The arrests came after the president on Thursday declared a state of emergency, delayed elections, and stepped down as head of a caretaker government to end street demonstrations alleging the upcoming vote was rigged.
On Friday, President Iajuddin Ahmed swore in respected economist Fakhruddin Ahmed to replace him as head of the country's caretaker government, mandated to steer the nation through elections. The president said balloting has been deferred from the scheduled Jan. 22 date.
A 19-party political alliance led by a former prime minister, Sheikh Hasina, had threatened to boycott and disrupt the vote unless the president stepped aside as the head of the caretaker government and election reforms were put in place.
Election Commission official Mihir Sarwar Murshed told reporters Saturday that the commission has suspended all election-related activities. He did not elaborate.
Soon after the new caretaker government chief was appointed, the alliance withdrew a planned series of transport blockades and strikes.
The Prothom Alo newspaper reported authorities detained some local politicians throughout Bangladesh, but no prominent leaders were arrested.
Troops and police also raided the homes of some political leaders' aides suspected of criminal activities or corruption, but made no arrests, the newspaper said.
The politicians were from both sides of the election dispute, the newspaper said.
Police said Saturday a former lawmaker, Kamal Majumder, was arrested the day before and has been jailed in the capital.
Soldiers arrested him at his Dhaka home, said police official Jasim, who uses only one name. Jasim would not name the charge. Majumder belongs to the Awami League party, a key force behind the election protests.
No new date has been set for the elections, and fears remained of further turmoil in a country with a history of coups, military rule and violently bitter democratic politics.
A four-party coalition led by former Prime Minister Khaleda Zia, meanwhile, said it hoped that the emergency would be temporary and the new caretaker administration would take steps soon to transfer power to an elected government.
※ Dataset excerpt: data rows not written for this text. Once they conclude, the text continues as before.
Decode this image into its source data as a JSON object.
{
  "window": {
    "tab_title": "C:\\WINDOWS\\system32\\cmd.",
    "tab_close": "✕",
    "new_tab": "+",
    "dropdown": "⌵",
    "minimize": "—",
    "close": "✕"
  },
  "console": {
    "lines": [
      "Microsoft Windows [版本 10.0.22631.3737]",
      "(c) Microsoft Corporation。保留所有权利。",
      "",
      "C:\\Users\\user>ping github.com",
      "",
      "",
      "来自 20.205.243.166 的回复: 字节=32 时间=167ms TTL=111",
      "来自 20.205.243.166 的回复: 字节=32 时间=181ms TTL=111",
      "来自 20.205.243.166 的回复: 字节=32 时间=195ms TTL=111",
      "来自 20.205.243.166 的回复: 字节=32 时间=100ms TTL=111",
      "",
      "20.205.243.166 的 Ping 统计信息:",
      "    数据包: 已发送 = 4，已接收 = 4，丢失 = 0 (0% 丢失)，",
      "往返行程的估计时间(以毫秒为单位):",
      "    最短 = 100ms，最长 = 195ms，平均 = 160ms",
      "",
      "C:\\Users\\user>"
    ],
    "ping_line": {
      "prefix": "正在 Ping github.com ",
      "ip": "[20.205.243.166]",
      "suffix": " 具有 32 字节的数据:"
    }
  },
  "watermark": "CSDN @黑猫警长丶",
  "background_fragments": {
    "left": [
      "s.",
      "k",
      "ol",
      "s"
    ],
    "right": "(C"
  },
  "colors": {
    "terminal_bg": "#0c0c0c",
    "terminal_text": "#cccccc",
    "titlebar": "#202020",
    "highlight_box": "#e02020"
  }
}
"I hope all necessary steps will be taken as early as possible to hand over power to people's elected representatives in the interest of continuing democratic governance," coalition spokesman Abdul Mannan Bhuiyan said in a statement Friday.
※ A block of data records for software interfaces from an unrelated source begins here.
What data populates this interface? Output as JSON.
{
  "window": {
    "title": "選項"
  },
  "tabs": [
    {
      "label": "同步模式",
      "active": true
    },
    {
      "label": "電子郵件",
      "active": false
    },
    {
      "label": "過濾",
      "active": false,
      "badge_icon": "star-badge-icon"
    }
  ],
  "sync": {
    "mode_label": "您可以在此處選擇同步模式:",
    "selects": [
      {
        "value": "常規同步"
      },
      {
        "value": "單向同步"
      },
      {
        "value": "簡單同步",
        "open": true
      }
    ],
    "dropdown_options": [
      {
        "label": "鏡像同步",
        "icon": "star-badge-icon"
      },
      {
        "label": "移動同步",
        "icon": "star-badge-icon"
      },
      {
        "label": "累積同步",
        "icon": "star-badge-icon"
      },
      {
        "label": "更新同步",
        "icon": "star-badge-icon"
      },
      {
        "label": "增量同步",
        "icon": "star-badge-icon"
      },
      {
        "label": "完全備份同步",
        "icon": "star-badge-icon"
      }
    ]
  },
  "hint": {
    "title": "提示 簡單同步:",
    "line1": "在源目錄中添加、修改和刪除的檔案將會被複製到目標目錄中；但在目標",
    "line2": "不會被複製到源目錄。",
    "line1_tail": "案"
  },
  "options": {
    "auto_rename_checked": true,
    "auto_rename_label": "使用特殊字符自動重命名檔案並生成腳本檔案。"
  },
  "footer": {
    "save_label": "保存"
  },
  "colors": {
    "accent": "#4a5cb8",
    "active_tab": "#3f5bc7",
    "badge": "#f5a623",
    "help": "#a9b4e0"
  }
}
At least 34 people have been killed in the often violent protests that started in October over the alleged attempt by the previous government, headed by Zia, to stack the Election Commission and rig polling lists.
The protests have crippled the country's economic and political process.
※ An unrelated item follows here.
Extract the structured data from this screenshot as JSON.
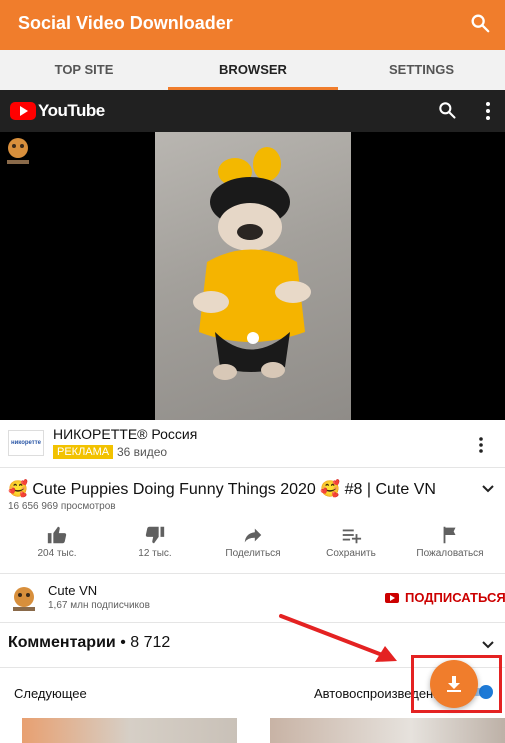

The new head of the caretaker government , Fakhruddin Ahmed, a former World Bank official, selected five advisers Saturday to help him run the country through to the next general elections, state-run television said.
President Ahmed, who still remains the country's mostly ceremonial head of state, swore in the advisers, who include ex-army and government officials, businessmen and a newspaper owner, Bangladesh Television said.
The new leader was expected to appointed five other advisers soon.